Interpreting & Understanding a Dairy Farm’s Environmental Footprint Assessment

Greenhouse gas (GHG) emissions originate from various aspects of a dairy farm. This includes cattle digestion, manure management, energy use, and feed production.

  • About 72% of GHG emissions from dairy production occur before leaving the farm.
  • The largest sources of emissions are enteric fermentation and manure management.

To measure a dairy farm’s environmental footprint, the U.S. dairy industry utilizes the FARM Environmental Stewardship (ES) platform.

Back it up: The FARM ES program estimates cradle-to-farmgate GHG emissions and energy use with a scientific, peer-reviewed model based on IPCC Tier 2 methods and life cycle assessment (LCA) research. The results of this tool divide a farm’s GHG footprint into enteric, manure, feed and energy use emissions and offer those numbers in pounds of carbon dioxide equivalent (CO2e) per pound of fat and protein corrected milk (FPCM).

  • FPCM normalizes milk to the same scale (to an average content of 4% fat and 3.3% protein), so farms can track their results consistently even if milk output changes year to year and see how their results compare to national and regional averages.
  • Reporting results as lbs CO2e per lb of FPCM gives a measure of GHG intensity.
  • Absolute emissions – the total amount of GHG emissions that originate from a farm – can be calculated by multiplying the GHG intensity by the amount of milk produced.

The FARM website offers additional context on the scientific background of the model.

Break it down: A farm’s GHG footprint is divided into four major areas, all with opportunities for emissions reductions.

Opportunities for reduction: There are a variety of management approaches, practices, and technologies for dairy farms that reduce GHG emissions while also aligning with positive business outcomes.

Reductions can take the form of intensity or absolute emissions reductions.

  • Reductions in intensity can be achieved by making more milk with the same number of inputs.
  • Reductions in absolute emissions mean the total emissions of the farm decrease often through advances in technology or advances in efficiency that offset increases in production.

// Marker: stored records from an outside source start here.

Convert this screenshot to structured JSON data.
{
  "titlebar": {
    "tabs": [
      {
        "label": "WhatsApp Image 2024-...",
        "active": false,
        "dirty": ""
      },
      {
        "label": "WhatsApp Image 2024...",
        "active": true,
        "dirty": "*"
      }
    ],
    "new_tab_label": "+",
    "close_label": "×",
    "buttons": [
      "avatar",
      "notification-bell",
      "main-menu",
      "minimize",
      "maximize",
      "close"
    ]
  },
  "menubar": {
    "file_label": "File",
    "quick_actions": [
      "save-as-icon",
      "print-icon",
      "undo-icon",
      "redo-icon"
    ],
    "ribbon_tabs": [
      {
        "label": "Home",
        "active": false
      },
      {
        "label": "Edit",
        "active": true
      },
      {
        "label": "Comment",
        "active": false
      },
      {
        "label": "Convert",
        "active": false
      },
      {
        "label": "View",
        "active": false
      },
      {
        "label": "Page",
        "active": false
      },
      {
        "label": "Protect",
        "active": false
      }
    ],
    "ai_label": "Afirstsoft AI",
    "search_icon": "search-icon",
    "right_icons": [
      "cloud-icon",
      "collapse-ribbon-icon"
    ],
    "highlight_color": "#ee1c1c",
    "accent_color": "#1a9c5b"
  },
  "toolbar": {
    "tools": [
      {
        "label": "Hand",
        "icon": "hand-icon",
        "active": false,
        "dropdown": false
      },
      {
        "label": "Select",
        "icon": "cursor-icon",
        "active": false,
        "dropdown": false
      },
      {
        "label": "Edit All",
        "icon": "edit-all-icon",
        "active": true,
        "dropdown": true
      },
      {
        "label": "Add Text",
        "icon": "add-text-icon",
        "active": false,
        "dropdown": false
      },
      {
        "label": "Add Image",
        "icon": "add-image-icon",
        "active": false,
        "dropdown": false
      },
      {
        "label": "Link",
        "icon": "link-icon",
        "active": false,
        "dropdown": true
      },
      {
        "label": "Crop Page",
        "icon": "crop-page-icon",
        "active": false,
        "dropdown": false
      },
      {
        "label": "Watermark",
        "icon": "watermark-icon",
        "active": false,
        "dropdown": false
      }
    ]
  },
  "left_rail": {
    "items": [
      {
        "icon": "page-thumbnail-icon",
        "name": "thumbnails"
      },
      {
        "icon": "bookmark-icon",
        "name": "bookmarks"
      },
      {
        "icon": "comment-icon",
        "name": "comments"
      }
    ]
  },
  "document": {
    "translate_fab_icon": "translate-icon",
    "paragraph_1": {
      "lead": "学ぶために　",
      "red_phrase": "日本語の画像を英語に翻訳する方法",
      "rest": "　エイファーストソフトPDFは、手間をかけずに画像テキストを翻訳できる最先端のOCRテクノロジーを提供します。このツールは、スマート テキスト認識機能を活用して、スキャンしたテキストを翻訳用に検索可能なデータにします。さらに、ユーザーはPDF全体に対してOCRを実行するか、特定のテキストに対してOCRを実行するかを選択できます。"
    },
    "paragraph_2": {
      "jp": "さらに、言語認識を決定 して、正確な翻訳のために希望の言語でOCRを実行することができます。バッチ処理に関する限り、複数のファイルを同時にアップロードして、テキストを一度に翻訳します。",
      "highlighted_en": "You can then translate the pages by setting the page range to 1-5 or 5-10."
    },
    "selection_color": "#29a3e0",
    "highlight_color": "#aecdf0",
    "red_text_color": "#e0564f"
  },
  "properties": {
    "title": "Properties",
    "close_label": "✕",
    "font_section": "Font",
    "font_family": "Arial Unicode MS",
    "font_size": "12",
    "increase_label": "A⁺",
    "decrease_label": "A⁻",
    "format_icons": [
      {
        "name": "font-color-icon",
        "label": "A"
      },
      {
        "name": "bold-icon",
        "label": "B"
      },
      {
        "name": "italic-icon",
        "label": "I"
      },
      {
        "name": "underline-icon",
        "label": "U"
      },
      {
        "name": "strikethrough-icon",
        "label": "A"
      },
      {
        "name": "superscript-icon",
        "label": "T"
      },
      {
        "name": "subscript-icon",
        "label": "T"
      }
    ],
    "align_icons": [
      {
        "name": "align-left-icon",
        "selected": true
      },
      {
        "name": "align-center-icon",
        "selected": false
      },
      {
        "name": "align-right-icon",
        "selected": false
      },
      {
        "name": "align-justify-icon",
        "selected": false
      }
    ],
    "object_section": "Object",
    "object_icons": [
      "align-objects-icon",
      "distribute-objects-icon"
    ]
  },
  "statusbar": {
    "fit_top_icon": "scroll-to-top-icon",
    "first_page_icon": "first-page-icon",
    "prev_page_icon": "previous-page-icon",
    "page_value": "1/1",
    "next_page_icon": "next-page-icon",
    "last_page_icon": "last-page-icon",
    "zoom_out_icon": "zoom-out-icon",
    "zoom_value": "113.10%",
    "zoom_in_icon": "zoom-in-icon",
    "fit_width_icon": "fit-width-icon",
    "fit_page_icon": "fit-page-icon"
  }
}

In short: After completing the FARM ES assessment, producers may identify areas of opportunity to gain efficiency and decrease emissions. The FARM program offers an Environmental Stewardship Reference Manual that provides practice and management considerations to reduce emissions across feed, manure, energy, and animal health/productivity management.

Editor’s note: Overall emissions for dairy farms can be thought of in two ways. The first is the one listed here, as a factor of the “milk carbon footprint” that quantifies the amount of carbon dioxide equivalent per gallon produced. It’s the “fraction of emissions attributed to milk production,” with about 87% of whole farm emissions included in that number for the average US dairy farm. Whole-farm emissions are often referred to as “farm-gate” or “cradle-to-farm-gate” emissions. This difference is why you’ll notice slightly different percentages of GHG emissions when talking about MCFP or farm-gate/whole farm emissions.

Photo by Lance Cheung, USDA.